**Your task:**
What you return should match the data word for word, minus the images.

**Extracted entries:**
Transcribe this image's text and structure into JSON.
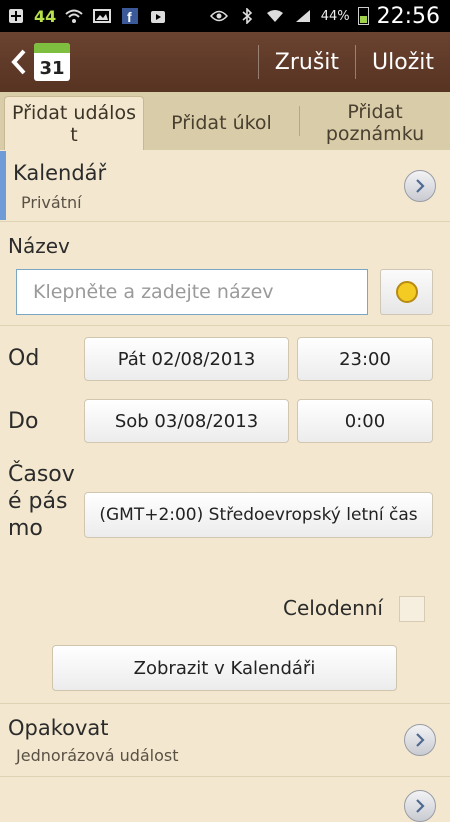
{
  "status_bar": {
    "badge": "44",
    "battery": "44%",
    "time": "22:56"
  },
  "header": {
    "calendar_day": "31",
    "cancel": "Zrušit",
    "save": "Uložit"
  },
  "tabs": [
    {
      "label": "Přidat událost",
      "active": true
    },
    {
      "label": "Přidat úkol",
      "active": false
    },
    {
      "label": "Přidat poznámku",
      "active": false
    }
  ],
  "calendar": {
    "title": "Kalendář",
    "value": "Privátní"
  },
  "name": {
    "label": "Název",
    "placeholder": "Klepněte a zadejte název"
  },
  "from": {
    "label": "Od",
    "date": "Pát 02/08/2013",
    "time": "23:00"
  },
  "to": {
    "label": "Do",
    "date": "Sob 03/08/2013",
    "time": "0:00"
  },
  "timezone": {
    "label": "Časové pásmo",
    "value": "(GMT+2:00) Středoevropský letní čas"
  },
  "all_day": {
    "label": "Celodenní"
  },
  "show_in_calendar": "Zobrazit v Kalendáři",
  "repeat": {
    "title": "Opakovat",
    "value": "Jednorázová událost"
  },
  "colors": {
    "header": "#5f3a27",
    "background": "#f3e8cf",
    "accent": "#6f9bd6"
  }
}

**Written answer:**
Transcribe this image's text and structure into JSON.
{
  "status_bar": {
    "badge": "44",
    "battery": "44%",
    "time": "22:56"
  },
  "header": {
    "calendar_day": "31",
    "cancel": "Zrušit",
    "save": "Uložit"
  },
  "tabs": [
    {
      "label": "Přidat událost",
      "active": true
    },
    {
      "label": "Přidat úkol",
      "active": false
    },
    {
      "label": "Přidat poznámku",
      "active": false
    }
  ],
  "calendar": {
    "title": "Kalendář",
    "value": "Privátní"
  },
  "name": {
    "label": "Název",
    "placeholder": "Klepněte a zadejte název"
  },
  "from": {
    "label": "Od",
    "date": "Pát 02/08/2013",
    "time": "23:00"
  },
  "to": {
    "label": "Do",
    "date": "Sob 03/08/2013",
    "time": "0:00"
  },
  "timezone": {
    "label": "Časové pásmo",
    "value": "(GMT+2:00) Středoevropský letní čas"
  },
  "all_day": {
    "label": "Celodenní"
  },
  "show_in_calendar": "Zobrazit v Kalendáři",
  "repeat": {
    "title": "Opakovat",
    "value": "Jednorázová událost"
  },
  "colors": {
    "header": "#5f3a27",
    "background": "#f3e8cf",
    "accent": "#6f9bd6"
  }
}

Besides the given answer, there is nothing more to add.